• Stroock will cut monthly draws by 20% for equity partners and by 15% for contract partners. Other lawyers and staff members will see pay cuts of 15%, although pay will not be reduced to less than $75,000 for staff members. Nonpartners with a billable hour minimum can have compensation cuts repaid. The firm is also offering voluntary buyouts for staff members and is open to reduced schedules for staff members and lawyers. (Law360, Above the Law)
Simons wrote that recent rounds of pay cuts are only temporary measures.
“There’s an innocence to some of the commentary accompanying the ongoing round of salary reductions,” Simons wrote. “They will transpire to be stopgap measures adopted by firms cognizant of the implausibility of firing someone over Zoom in the middle of a pandemic. While salary cuts shore up firms financially, [they] don’t address the fundamental problem: more lawyers than can be kept busy enough to grow professionally at the required pace. Thus, we should expect layoffs as people return to their offices. We should also anticipate churning of the equity partner ranks and another round of widening of equity partner comp ranges.”

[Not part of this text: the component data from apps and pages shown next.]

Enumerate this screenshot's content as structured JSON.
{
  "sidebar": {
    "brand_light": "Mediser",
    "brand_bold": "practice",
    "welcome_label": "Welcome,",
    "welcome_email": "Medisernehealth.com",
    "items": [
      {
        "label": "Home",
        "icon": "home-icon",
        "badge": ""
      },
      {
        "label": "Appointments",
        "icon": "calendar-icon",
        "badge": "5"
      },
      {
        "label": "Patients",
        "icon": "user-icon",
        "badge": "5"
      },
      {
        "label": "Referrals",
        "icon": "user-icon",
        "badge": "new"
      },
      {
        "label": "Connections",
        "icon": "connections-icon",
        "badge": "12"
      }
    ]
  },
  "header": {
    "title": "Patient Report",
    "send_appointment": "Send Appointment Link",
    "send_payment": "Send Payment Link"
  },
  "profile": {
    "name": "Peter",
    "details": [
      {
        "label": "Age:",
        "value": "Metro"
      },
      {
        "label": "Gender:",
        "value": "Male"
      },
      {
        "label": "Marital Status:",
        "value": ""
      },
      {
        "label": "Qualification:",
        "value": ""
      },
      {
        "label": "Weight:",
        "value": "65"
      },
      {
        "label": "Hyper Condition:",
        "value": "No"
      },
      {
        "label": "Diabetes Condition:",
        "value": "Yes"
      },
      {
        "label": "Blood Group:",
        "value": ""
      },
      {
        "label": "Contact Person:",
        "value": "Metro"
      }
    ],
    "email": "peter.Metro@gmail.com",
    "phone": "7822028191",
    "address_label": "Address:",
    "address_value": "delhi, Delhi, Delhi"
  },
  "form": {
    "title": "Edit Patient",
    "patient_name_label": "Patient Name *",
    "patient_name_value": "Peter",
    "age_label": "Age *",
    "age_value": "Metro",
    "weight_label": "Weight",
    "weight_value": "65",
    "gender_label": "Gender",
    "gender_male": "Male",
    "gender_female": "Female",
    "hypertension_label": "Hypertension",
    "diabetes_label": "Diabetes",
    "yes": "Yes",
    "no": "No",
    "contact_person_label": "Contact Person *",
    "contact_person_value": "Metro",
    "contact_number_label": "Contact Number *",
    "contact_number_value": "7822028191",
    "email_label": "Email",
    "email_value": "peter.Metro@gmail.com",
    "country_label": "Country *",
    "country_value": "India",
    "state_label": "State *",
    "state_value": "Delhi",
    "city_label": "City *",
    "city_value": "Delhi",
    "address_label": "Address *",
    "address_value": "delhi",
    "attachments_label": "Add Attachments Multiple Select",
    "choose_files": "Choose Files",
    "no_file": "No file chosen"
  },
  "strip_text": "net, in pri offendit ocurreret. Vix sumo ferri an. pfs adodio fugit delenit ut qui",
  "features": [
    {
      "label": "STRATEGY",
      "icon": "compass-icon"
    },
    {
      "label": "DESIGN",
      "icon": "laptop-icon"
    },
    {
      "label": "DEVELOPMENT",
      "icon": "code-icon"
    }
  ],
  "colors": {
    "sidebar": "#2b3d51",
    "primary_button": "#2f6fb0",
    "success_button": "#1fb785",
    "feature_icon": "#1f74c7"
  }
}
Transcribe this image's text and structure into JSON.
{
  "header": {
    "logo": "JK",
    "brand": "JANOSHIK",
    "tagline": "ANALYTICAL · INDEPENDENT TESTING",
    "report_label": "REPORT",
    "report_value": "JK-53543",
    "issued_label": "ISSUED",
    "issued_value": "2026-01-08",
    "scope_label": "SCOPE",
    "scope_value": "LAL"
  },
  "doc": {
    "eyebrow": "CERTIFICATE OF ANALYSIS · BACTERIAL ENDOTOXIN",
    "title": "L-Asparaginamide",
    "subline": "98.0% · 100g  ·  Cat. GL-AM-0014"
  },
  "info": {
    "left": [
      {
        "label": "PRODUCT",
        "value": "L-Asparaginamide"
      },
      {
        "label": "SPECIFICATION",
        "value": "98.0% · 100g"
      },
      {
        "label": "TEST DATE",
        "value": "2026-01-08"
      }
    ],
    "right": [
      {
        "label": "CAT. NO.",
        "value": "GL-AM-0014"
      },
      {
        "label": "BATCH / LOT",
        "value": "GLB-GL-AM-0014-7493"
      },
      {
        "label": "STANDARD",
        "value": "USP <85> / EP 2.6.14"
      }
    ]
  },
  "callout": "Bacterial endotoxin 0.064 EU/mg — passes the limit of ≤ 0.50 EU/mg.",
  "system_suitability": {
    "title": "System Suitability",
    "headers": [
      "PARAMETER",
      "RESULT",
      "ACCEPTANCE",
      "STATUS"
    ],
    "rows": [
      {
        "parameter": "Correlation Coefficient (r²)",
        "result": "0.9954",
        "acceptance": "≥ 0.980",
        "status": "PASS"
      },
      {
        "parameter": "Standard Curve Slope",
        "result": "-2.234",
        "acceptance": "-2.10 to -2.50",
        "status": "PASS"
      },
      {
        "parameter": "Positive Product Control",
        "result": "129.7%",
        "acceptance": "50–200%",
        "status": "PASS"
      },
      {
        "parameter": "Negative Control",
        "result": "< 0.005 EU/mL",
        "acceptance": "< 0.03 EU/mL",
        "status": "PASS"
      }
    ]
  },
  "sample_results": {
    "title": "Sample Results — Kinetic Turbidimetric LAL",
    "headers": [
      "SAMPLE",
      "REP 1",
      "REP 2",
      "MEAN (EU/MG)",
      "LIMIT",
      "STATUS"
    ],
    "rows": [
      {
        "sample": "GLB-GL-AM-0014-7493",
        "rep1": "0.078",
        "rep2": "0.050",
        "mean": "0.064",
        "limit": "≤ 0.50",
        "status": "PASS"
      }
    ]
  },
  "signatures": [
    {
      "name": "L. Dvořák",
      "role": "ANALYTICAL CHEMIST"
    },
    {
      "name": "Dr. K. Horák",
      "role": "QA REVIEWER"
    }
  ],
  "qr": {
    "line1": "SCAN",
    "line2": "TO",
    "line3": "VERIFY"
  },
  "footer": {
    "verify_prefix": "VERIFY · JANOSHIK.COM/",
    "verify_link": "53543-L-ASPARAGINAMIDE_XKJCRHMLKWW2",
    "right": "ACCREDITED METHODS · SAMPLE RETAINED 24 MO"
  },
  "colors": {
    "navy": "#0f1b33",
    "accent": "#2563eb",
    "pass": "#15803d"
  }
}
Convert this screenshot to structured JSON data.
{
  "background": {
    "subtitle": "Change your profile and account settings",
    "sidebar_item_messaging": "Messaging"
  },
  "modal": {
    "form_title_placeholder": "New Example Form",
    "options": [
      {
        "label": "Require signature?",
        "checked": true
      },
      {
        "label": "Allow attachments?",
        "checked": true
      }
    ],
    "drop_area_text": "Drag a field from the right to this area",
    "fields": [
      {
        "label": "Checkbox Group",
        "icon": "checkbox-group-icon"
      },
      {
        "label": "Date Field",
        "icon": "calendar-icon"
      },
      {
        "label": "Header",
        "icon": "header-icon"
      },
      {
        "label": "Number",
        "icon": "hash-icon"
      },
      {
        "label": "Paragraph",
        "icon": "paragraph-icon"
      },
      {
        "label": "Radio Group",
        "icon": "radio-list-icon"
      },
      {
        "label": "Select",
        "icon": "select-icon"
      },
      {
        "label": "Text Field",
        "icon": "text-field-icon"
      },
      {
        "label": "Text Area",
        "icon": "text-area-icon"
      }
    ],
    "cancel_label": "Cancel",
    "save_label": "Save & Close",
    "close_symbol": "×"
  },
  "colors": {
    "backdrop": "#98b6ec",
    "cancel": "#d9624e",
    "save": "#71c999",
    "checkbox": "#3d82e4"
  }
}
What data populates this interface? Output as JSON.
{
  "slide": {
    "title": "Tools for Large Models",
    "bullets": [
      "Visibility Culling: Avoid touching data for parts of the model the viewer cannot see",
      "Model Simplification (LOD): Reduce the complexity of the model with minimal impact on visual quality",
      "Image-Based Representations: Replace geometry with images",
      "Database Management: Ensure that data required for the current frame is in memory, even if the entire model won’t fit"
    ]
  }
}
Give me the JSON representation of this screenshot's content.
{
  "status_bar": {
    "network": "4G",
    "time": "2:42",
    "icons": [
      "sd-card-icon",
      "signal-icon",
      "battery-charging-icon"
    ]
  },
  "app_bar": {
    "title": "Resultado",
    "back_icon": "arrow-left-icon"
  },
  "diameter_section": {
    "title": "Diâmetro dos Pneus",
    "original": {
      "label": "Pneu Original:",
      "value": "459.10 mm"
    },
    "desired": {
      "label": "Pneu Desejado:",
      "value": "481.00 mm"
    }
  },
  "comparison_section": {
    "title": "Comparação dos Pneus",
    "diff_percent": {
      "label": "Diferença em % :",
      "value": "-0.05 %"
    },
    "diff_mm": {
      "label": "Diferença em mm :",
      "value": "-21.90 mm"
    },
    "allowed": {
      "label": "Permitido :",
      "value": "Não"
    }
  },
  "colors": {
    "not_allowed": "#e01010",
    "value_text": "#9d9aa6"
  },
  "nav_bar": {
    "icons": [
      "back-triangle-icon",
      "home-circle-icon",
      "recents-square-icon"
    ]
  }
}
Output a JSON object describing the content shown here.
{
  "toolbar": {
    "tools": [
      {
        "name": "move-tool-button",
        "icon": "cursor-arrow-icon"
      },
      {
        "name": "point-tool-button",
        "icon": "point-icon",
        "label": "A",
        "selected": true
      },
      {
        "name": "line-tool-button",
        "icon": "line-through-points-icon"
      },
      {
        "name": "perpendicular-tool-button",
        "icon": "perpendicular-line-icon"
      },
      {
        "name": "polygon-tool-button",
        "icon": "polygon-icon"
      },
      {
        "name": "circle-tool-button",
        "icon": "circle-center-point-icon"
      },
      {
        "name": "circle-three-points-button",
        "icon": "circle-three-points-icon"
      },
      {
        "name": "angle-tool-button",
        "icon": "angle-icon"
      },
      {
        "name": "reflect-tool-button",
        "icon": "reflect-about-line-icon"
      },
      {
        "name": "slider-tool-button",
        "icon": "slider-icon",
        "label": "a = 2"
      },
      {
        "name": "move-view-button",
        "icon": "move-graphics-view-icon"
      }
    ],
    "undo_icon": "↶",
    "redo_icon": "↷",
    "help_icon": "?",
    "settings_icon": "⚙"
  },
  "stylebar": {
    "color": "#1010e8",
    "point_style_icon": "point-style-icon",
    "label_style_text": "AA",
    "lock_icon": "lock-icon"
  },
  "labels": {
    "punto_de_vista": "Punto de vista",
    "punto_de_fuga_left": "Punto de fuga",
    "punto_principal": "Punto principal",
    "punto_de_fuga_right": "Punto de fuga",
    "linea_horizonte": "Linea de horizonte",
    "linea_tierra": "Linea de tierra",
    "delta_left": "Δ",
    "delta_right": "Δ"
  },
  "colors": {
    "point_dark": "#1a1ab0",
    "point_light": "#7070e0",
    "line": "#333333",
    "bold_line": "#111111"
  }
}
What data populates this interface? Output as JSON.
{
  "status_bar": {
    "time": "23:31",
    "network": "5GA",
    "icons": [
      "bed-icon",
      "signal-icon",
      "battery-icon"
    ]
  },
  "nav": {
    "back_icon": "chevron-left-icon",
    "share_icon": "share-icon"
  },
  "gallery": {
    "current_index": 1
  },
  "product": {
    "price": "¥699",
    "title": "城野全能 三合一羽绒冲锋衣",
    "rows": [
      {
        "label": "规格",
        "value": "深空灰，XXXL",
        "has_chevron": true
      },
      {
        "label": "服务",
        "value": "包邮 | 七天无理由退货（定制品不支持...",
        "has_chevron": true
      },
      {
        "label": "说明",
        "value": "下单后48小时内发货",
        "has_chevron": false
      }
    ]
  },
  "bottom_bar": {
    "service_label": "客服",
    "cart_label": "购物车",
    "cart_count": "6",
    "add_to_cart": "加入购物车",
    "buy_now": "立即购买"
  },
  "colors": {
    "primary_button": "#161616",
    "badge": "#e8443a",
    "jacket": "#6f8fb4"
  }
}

Simons noted that recent incoming associate classes did not increase as much as they did before the 2008 recession. There has been growth, however, in the number of nonequity partners, counsels and career attorneys at Am Law 100 firms, and those groups will likely be more affected by lawyer layoffs, he said.